{-# LANGUAGE MultiParamTypeClasses, FlexibleInstances, FunctionalDependencies #-}

data Room n = Room n n deriving Show

class Num n => HasArea a n | a -> n where
  width :: a -> n

instance Num n => HasArea (Room n) n where
  width (Room w h) = w

The | a -> n bit tells GHC that if it can infer a, then it can also infer n, since there's only one n for every a. This prevents the sort of instances discussed above.

Type families are more different:

{-# LANGUAGE MultiParamTypeClasses, FlexibleContexts, TypeFamilies #-}

data Room n = Room n n deriving Show

class Num (Area a) => HasArea a where
  type Area a :: *
  width :: a -> Area a
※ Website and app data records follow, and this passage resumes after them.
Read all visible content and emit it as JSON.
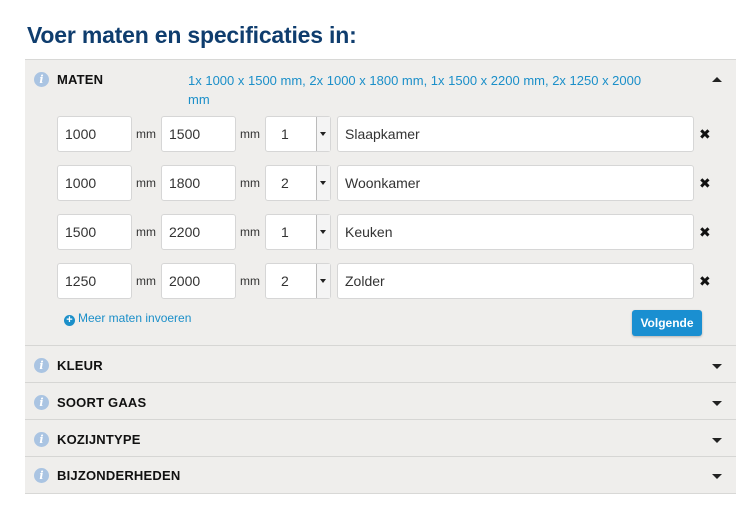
{
  "page_title": "Voer maten en specificaties in:",
  "sections": {
    "maten": {
      "label": "MATEN",
      "summary": "1x 1000 x 1500 mm, 2x 1000 x 1800 mm, 1x 1500 x 2200 mm, 2x 1250 x 2000 mm",
      "expanded": true
    },
    "kleur": {
      "label": "KLEUR"
    },
    "soort_gaas": {
      "label": "SOORT GAAS"
    },
    "kozijntype": {
      "label": "KOZIJNTYPE"
    },
    "bijzonderheden": {
      "label": "BIJZONDERHEDEN"
    }
  },
  "unit_label": "mm",
  "rows": [
    {
      "width": "1000",
      "height": "1500",
      "quantity": "1",
      "room": "Slaapkamer"
    },
    {
      "width": "1000",
      "height": "1800",
      "quantity": "2",
      "room": "Woonkamer"
    },
    {
      "width": "1500",
      "height": "2200",
      "quantity": "1",
      "room": "Keuken"
    },
    {
      "width": "1250",
      "height": "2000",
      "quantity": "2",
      "room": "Zolder"
    }
  ],
  "remove_symbol": "✖",
  "add_more_label": "Meer maten invoeren",
  "next_button_label": "Volgende",
  "colors": {
    "title": "#0f3d6e",
    "accent": "#1b8fc9",
    "button": "#1a8fd1",
    "panel_bg": "#efeeec"
  },
  "icons": [
    "info-icon",
    "chevron-up-icon",
    "chevron-down-icon",
    "remove-icon",
    "plus-circle-icon",
    "dropdown-arrow-icon"
  ]
}
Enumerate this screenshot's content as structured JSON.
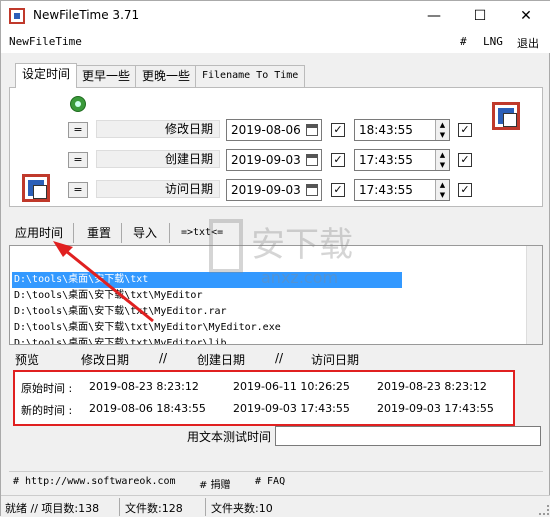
{
  "window": {
    "title": "NewFileTime 3.71",
    "minimize": "—",
    "maximize": "☐",
    "close": "✕"
  },
  "menu": {
    "app": "NewFileTime",
    "hash": "#",
    "lng": "LNG",
    "exit": "退出"
  },
  "tabs": [
    "设定时间",
    "更早一些",
    "更晚一些",
    "Filename To Time"
  ],
  "rows": [
    {
      "eq": "=",
      "label": "修改日期",
      "date": "2019-08-06",
      "time": "18:43:55",
      "date_checked": true,
      "time_checked": true
    },
    {
      "eq": "=",
      "label": "创建日期",
      "date": "2019-09-03",
      "time": "17:43:55",
      "date_checked": true,
      "time_checked": true
    },
    {
      "eq": "=",
      "label": "访问日期",
      "date": "2019-09-03",
      "time": "17:43:55",
      "date_checked": true,
      "time_checked": true
    }
  ],
  "toolbar": {
    "apply": "应用时间",
    "reset": "重置",
    "import": "导入",
    "txt": "=>txt<="
  },
  "files": [
    "D:\\tools\\桌面\\安下载\\txt",
    "D:\\tools\\桌面\\安下载\\txt\\MyEditor",
    "D:\\tools\\桌面\\安下载\\txt\\MyEditor.rar",
    "D:\\tools\\桌面\\安下载\\txt\\MyEditor\\MyEditor.exe",
    "D:\\tools\\桌面\\安下载\\txt\\MyEditor\\lib"
  ],
  "preview_header": {
    "preview": "预览",
    "modify": "修改日期",
    "sep1": "//",
    "create": "创建日期",
    "sep2": "//",
    "access": "访问日期"
  },
  "time_panel": {
    "original_label": "原始时间 :",
    "original": [
      "2019-08-23  8:23:12",
      "2019-06-11  10:26:25",
      "2019-08-23  8:23:12"
    ],
    "new_label": "新的时间 :",
    "new": [
      "2019-08-06  18:43:55",
      "2019-09-03  17:43:55",
      "2019-09-03  17:43:55"
    ]
  },
  "test": {
    "label": "用文本测试时间",
    "value": ""
  },
  "links": {
    "website": "# http://www.softwareok.com",
    "donate": "# 捐赠",
    "faq": "# FAQ"
  },
  "status": {
    "ready": "就绪 // 项目数:138",
    "files": "文件数:128",
    "folders": "文件夹数:10"
  },
  "colors": {
    "highlight": "#e02020",
    "selection": "#3399ff"
  }
}
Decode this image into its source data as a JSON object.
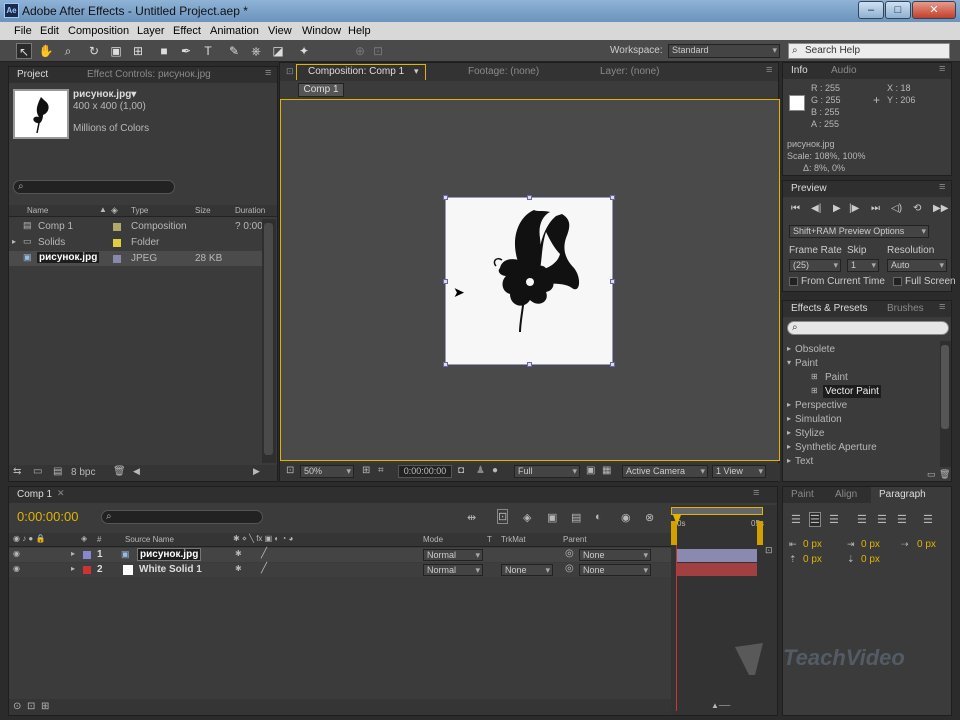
{
  "window": {
    "title": "Adobe After Effects - Untitled Project.aep *",
    "app_icon": "Ae"
  },
  "menu": [
    "File",
    "Edit",
    "Composition",
    "Layer",
    "Effect",
    "Animation",
    "View",
    "Window",
    "Help"
  ],
  "toolbar": {
    "workspace_label": "Workspace:",
    "workspace_value": "Standard",
    "search_placeholder": "Search Help",
    "search_icon": "search-icon"
  },
  "project": {
    "tabs": [
      "Project",
      "Effect Controls: рисунок.jpg"
    ],
    "thumb": {
      "name": "рисунок.jpg▾",
      "dims": "400 x 400 (1,00)",
      "colors": "Millions of Colors"
    },
    "columns": [
      "Name",
      "Type",
      "Size",
      "Duration"
    ],
    "items": [
      {
        "name": "Comp 1",
        "type": "Composition",
        "size": "",
        "duration": "? 0:00",
        "color": "#b3a96a"
      },
      {
        "name": "Solids",
        "type": "Folder",
        "size": "",
        "duration": "",
        "color": "#e0d040"
      },
      {
        "name": "рисунок.jpg",
        "type": "JPEG",
        "size": "28 KB",
        "duration": "",
        "color": "#8888aa"
      }
    ],
    "bpc": "8 bpc"
  },
  "comp": {
    "tabs": [
      "Composition: Comp 1",
      "Footage: (none)",
      "Layer: (none)"
    ],
    "breadcrumb": "Comp 1",
    "zoom": "50%",
    "timecode": "0:00:00:00",
    "resolution": "Full",
    "camera": "Active Camera",
    "view": "1 View"
  },
  "info": {
    "tabs": [
      "Info",
      "Audio"
    ],
    "r": "R : 255",
    "g": "G : 255",
    "b": "B : 255",
    "a": "A : 255",
    "x": "X : 18",
    "y": "Y : 206",
    "file": "рисунок.jpg",
    "scale": "Scale: 108%, 100%",
    "delta": "Δ: 8%, 0%"
  },
  "preview": {
    "tab": "Preview",
    "options": "Shift+RAM Preview Options",
    "frame_rate_label": "Frame Rate",
    "skip_label": "Skip",
    "resolution_label": "Resolution",
    "frame_rate": "(25)",
    "skip": "1",
    "resolution": "Auto",
    "from_current": "From Current Time",
    "full_screen": "Full Screen"
  },
  "effects": {
    "tabs": [
      "Effects & Presets",
      "Brushes"
    ],
    "items": [
      {
        "label": "Obsolete",
        "level": 0,
        "arrow": "▸"
      },
      {
        "label": "Paint",
        "level": 0,
        "arrow": "▾"
      },
      {
        "label": "Paint",
        "level": 1,
        "arrow": ""
      },
      {
        "label": "Vector Paint",
        "level": 1,
        "arrow": "",
        "selected": true
      },
      {
        "label": "Perspective",
        "level": 0,
        "arrow": "▸"
      },
      {
        "label": "Simulation",
        "level": 0,
        "arrow": "▸"
      },
      {
        "label": "Stylize",
        "level": 0,
        "arrow": "▸"
      },
      {
        "label": "Synthetic Aperture",
        "level": 0,
        "arrow": "▸"
      },
      {
        "label": "Text",
        "level": 0,
        "arrow": "▸"
      }
    ]
  },
  "paragraph": {
    "tabs": [
      "Paint",
      "Align",
      "Paragraph"
    ],
    "px": [
      "0 px",
      "0 px",
      "0 px",
      "0 px",
      "0 px"
    ]
  },
  "timeline": {
    "tab": "Comp 1",
    "timecode": "0:00:00:00",
    "columns": [
      "Source Name",
      "Mode",
      "T",
      "TrkMat",
      "Parent"
    ],
    "ruler": [
      "0s",
      "05s"
    ],
    "layers": [
      {
        "num": "1",
        "name": "рисунок.jpg",
        "mode": "Normal",
        "trkmat": "",
        "parent": "None",
        "color": "#8888cc"
      },
      {
        "num": "2",
        "name": "White Solid 1",
        "mode": "Normal",
        "trkmat": "None",
        "parent": "None",
        "color": "#cc3333"
      }
    ]
  },
  "watermark": "TeachVideo",
  "colors": {
    "accent": "#e0b400",
    "timeline_bar1": "#8a8ab0",
    "timeline_bar2": "#a04040"
  }
}
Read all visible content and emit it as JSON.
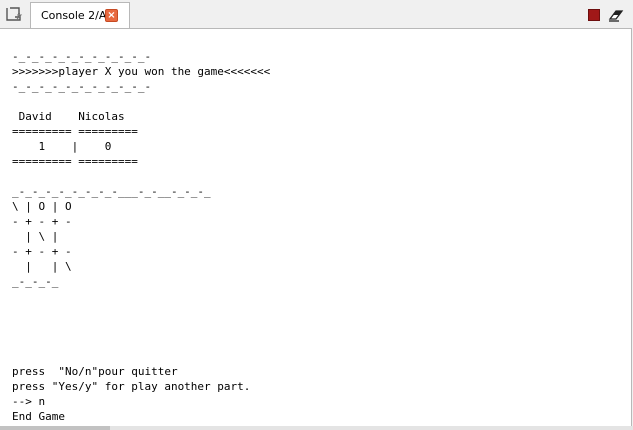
{
  "tabbar": {
    "tab_label": "Console 2/A",
    "tab_close_glyph": "×",
    "icons": {
      "new": "new-console-icon",
      "close": "close-icon",
      "stop": "stop-icon",
      "clear": "eraser-icon"
    }
  },
  "colors": {
    "close_button": "#e8693f",
    "stop_button": "#a01818",
    "background": "#ffffff"
  },
  "console": {
    "output": "-_-_-_-_-_-_-_-_-_-_-\n>>>>>>>player X you won the game<<<<<<<\n-_-_-_-_-_-_-_-_-_-_-\n\n David    Nicolas\n========= =========\n    1    |    0\n========= =========\n\n_-_-_-_-_-_-_-_-___-_-__-_-_-_\n\\ | O | O\n- + - + -\n  | \\ |\n- + - + -\n  |   | \\\n_-_-_-_\n\n\n\n\n\npress  \"No/n\"pour quitter\npress \"Yes/y\" for play another part.\n--> n\nEnd Game"
  }
}
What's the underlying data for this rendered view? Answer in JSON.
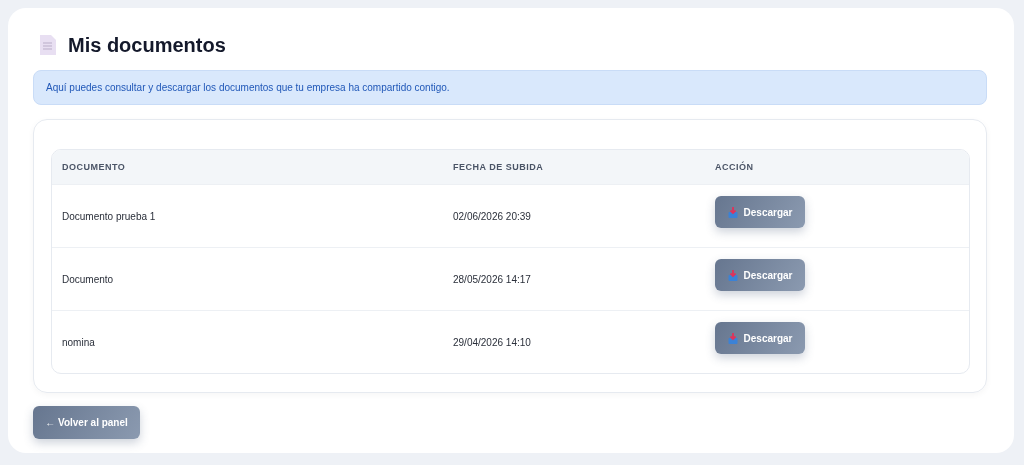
{
  "title": "Mis documentos",
  "info": "Aquí puedes consultar y descargar los documentos que tu empresa ha compartido contigo.",
  "table": {
    "columns": [
      "DOCUMENTO",
      "FECHA DE SUBIDA",
      "ACCIÓN"
    ],
    "rows": [
      {
        "document": "Documento prueba 1",
        "date": "02/06/2026 20:39",
        "action": "Descargar"
      },
      {
        "document": "Documento",
        "date": "28/05/2026 14:17",
        "action": "Descargar"
      },
      {
        "document": "nomina",
        "date": "29/04/2026 14:10",
        "action": "Descargar"
      }
    ]
  },
  "back_button": "← Volver al panel"
}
instance Num n => HasArea (Room n) where
  type Area (Room n) = n
  width (Room w h) = w

This says that in addition to having a width function, the HasArea class also has an Area type (or type function, if you want to think about it that way). For every HasArea a, you specify what the type Area a is (which, thanks to the superclass constraint, must be an instance of Num), and then use that type as your kind of number.

As for how to debug errors like this? Honestly, my best advice is "Practice, practice, practice." With time, you'll get more used to figuring out (a) what the errors are saying, and (b) what probably went wrong. Changing stuff randomly is one way to do that learning. The biggest piece of advice I can give, though, is to pay attention to the Couldn't match expected type `Foo' against inferred type `Bar' lines. These tell you what the compiler computed (Bar) and expected (Foo) for the type, and if you can figure out precisely which types those are, that helps you figure out where the error is.

share|improve this answer
    
Wow, you really knocked that out of the park. I was googling these exact topics because I immediately saw the lack of ability to use this for types with multiple kinds. Not only that, I missed multi param typeclasses which is by far the easiest of them. Thank you. –  mindreader Jan 11 '11 at 2:33
    
+1 I think multiparameter typeclasses + fundeps is the most straightforward approach here. –  pelotom Jan 11 '11 at 5:30
    
+1 Great answer! –  Andrew Myers Jan 11 '11 at 14:15
add comment
class HasArea a where
  width :: (Num n) => a -> n

The type (Num n) => a -> n means that for any type n which is an instance of Num, width must be able to return a value of that type. So for any value v of type T, where T is an instance of HasArea the following code must be valid:

let x :: Integer = width v
    y :: Double = width v
in
    whatever

However this is not the case for your Room instances. For example for Room Integer y :: Dobule = width v is not valid.

To make your example work you could do something like this:

data Room n = Room n n deriving Show

class HasArea a where
  width :: (Num n) => a n -> n

instance HasArea Room where
  width (Room w h) = w

Here we don't say that Room Integer, Room Float etc. are instances of HasArea, but instead Room is an instance of HasArea. And the type of width is such that it produces a value of type n when given a value of type a n, so if you put in a Room Integer, you get back an Integer. This way the type fits.

share|improve this answer
    
I see, thank you. That makes sense. –  mindreader Jan 11 '11 at 0:59
add comment

Your Answer

 
discard

By posting your answer, you agree to the privacy policy and terms of service.

Not the answer you're looking for? Browse other questions tagged or ask your own question.